For most of her 20 years, Katherine Healy has led a double life. In 1983 at age 14, she became the first U.S.-born ballerina and the youngest dancer ever to win a Gold Medal at the prestigious International Ballet Competition of Varna, Bulgaria. She has performed extensively in Europe and Japan, and even before her victory had worked with such greats as George Balanchine and Jacques D’Amboise.
Since she was 10, Healy has also been a professional figure skater, appearing in ice shows with established skaters. She made her solo debut at 6 as the protege of 1976 Olympic champion John Curry in a Madison Square Garden exhibition, and at 9 was the subject of photographer Jill Krementz’s book “A Very Young Skater.”
Sunday night Healy will display both talents in “Star Spangled Ice,” a cabaret-style ice show starring 1980 Olympic champion Robin Cousins and other world-class skaters at the International Training Center in Blue Jay, near Lake Arrowhead. The show benefits the International Foundation for the Advancement of Ice Skating.
Having discovered both endeavors at age 3, the New York-born performer now spends more time en pointe than on ice.
“Ballet is my priority, my native language,” she says. “It’s shaped me and defined my style. But I’m a big skating fan, and I’ve been fortunate in that people ask me to do these shows.”
All serious figure skaters study ballet for its artistic merits, but how does the sport benefit Healy’s dancing?
“It gives me stamina and brute physical strength,” she says. “I specialize in the bravura ballets, so jumping and stroking really help the muscles.”
After spending two years as a principal with the London Festival Ballet, Healy now free-lances as a guest artist and attends Princeton University, where she is a senior art history major. Her post-graduation plans are “rather vague,” she says.

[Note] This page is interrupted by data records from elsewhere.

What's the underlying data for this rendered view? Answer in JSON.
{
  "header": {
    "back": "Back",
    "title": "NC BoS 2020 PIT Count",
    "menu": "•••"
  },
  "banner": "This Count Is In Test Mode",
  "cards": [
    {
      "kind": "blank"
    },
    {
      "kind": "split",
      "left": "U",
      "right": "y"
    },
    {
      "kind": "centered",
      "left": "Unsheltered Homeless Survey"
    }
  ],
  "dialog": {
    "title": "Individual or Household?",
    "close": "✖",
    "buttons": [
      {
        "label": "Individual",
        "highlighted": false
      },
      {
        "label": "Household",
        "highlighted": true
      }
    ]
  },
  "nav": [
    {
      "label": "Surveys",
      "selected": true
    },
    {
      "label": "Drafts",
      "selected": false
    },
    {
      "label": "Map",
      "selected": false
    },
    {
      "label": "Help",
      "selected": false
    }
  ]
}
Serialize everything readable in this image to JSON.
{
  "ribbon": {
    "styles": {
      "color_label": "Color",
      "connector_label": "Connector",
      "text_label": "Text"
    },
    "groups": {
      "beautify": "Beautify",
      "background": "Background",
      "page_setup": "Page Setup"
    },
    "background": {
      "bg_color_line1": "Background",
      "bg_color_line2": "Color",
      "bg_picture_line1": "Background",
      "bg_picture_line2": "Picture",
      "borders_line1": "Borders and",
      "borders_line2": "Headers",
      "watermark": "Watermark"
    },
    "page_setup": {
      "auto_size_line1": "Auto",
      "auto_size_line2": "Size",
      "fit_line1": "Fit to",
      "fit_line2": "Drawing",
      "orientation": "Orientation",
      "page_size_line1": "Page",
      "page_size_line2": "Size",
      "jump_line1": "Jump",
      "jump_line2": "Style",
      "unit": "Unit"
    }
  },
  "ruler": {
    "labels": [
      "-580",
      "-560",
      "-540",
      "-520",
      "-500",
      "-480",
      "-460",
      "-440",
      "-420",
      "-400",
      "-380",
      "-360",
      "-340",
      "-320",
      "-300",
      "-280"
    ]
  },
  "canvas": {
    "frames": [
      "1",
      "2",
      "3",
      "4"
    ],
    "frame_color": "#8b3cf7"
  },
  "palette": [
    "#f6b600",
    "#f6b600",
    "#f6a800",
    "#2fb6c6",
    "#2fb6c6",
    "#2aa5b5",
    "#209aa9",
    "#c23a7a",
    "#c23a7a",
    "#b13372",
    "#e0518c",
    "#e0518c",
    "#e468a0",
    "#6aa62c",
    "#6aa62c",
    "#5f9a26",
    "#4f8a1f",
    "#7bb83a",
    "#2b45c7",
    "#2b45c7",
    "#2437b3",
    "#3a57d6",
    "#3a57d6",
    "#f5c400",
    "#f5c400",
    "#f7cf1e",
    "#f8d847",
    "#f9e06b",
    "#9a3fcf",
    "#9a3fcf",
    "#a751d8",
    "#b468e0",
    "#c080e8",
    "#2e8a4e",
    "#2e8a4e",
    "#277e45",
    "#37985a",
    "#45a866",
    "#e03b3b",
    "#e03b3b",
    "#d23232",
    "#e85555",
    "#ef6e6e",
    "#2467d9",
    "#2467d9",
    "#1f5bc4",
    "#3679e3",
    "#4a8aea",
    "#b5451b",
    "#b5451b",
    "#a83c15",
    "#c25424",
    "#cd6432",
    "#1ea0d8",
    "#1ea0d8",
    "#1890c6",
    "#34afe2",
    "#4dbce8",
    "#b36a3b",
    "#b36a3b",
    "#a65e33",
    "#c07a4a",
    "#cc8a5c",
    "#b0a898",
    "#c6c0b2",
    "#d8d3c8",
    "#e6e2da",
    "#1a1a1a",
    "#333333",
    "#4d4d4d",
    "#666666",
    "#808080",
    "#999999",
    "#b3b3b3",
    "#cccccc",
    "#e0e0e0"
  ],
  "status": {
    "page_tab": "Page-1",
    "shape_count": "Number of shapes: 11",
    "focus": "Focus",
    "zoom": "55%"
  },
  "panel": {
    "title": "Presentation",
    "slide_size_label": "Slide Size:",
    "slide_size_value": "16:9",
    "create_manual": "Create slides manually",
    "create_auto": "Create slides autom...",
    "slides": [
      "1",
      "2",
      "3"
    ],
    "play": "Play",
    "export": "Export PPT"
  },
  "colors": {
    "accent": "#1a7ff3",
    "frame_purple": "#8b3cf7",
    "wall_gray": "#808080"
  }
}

“I may join a ballet company, but not if it means giving up skating. And I’d like to act again (she played a dying ballerina in the 1982 film ‘Six Weeks’),” she says. “Ballet is youth-oriented--people tend to peak at 30 or 35. So I am keeping an eye on the time.”